Today’s broad Messianic movement is of the conviction that the Torah or Law of Moses is relevant instruction for God’s people in the post-resurrection era. This is a conviction firmly rooted within the teaching of Yeshua the Messiah, who explicitly said that He did not come to abolish or eliminate the Torah (Matthew 5:17-19). Yet throughout much of Christian history, and even more so today, many theologians and examiners have argued that Moses’ Teaching has been rendered inoperative, and/or that it was only to be followed by those in the pre-resurrection era. Many of today’s Messianic people, while having a witness of the Spirit that God’s commandments are to be written on their hearts and minds via the New Covenant (Jeremiah 31:31-34; Ezekiel 36:25-27), are not equipped well enough to answer common arguments delivered by evangelical Protestant family members, friends, acquaintances, or even various pastors or teachers that they know—when they quote verses to them from the Apostolic Scriptures (New Testament), in support of the premise that the Torah of Moses has been abolished.
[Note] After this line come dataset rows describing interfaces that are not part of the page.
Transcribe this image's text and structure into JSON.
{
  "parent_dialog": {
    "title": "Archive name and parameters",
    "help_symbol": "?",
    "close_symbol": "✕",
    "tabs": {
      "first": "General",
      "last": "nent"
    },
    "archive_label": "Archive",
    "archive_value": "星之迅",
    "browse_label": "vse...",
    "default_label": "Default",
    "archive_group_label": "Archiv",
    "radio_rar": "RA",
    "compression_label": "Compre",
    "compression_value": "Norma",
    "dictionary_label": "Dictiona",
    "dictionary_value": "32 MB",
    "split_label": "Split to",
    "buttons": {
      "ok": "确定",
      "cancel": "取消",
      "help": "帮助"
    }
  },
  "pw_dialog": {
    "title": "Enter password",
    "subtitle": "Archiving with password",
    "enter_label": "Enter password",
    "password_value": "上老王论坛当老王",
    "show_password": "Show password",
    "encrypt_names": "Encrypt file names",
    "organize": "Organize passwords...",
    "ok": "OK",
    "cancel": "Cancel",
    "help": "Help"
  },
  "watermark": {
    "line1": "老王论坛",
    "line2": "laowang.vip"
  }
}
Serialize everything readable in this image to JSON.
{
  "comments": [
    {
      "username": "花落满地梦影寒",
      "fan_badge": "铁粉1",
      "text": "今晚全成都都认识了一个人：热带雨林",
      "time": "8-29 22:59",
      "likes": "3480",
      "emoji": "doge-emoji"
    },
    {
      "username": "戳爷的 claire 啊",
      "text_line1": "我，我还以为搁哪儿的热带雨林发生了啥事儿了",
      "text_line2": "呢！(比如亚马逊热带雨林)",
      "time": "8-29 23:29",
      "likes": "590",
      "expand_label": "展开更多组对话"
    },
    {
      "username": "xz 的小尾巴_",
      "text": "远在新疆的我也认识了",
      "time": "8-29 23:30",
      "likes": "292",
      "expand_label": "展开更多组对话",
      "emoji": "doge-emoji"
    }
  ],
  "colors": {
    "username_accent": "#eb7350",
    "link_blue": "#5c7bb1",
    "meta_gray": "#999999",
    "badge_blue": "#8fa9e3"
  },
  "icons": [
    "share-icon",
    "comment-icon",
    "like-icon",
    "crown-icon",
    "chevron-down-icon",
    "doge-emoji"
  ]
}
The New Testament Validates Torah is a massive resource that all of today’s Messianic Believers need, especially in the current season of growth, development, and expansion in which our faith community finds itself. This publication is an extensive compilation of data across the wide range of books and commentaries available from Messianic Apologetics. The core of this resource is an examination of fifty passages, which are commonly used as proof texts to claim that the Torah is not to be followed by God’s people today. Statements such as not being “under the Law” (Romans 6:14-15), “Christ is the end of the Law” (Romans 10:4), “All things are lawful” (1 Corinthians 6:12), ‘how is it that you turn back again to the weak and worthless elemental things” (Galatians 4:9), “abolishing…the Law of commandments contained in ordinances” (Ephesians 2:15), “having nailed it to the cross” (Colossians 2:14), and even “Thus He declared all foods clean” (Mark 7:19)—among many—are thoroughly addressed. Considerable attention is given to various Hebrew and Greek issues, potential translation differences, and differences of perspective. Cross-examination and discussion with a wide number of commentators have also been offered, as well as an exploration of important subjects present within today’s Biblical Studies.

The New Testament Validates Torah is an important apologetic study that will benefit Messianic Believers and evangelical Christians alike. There is literally nothing in today’s Messianic movement that has compiled and packed as much information on Torah relevance for God’s people into a single book. Also, unlike some other publications issued on the message of Torah relevance, The New Testament Validates Torah is highly respectful to Protestant voices over the centuries who have valued what they have considered to be the “moral law” of the Old Testament, and seeks to fairly honor those who have preceded us in the faith, establishing common ground where possible.

762 pages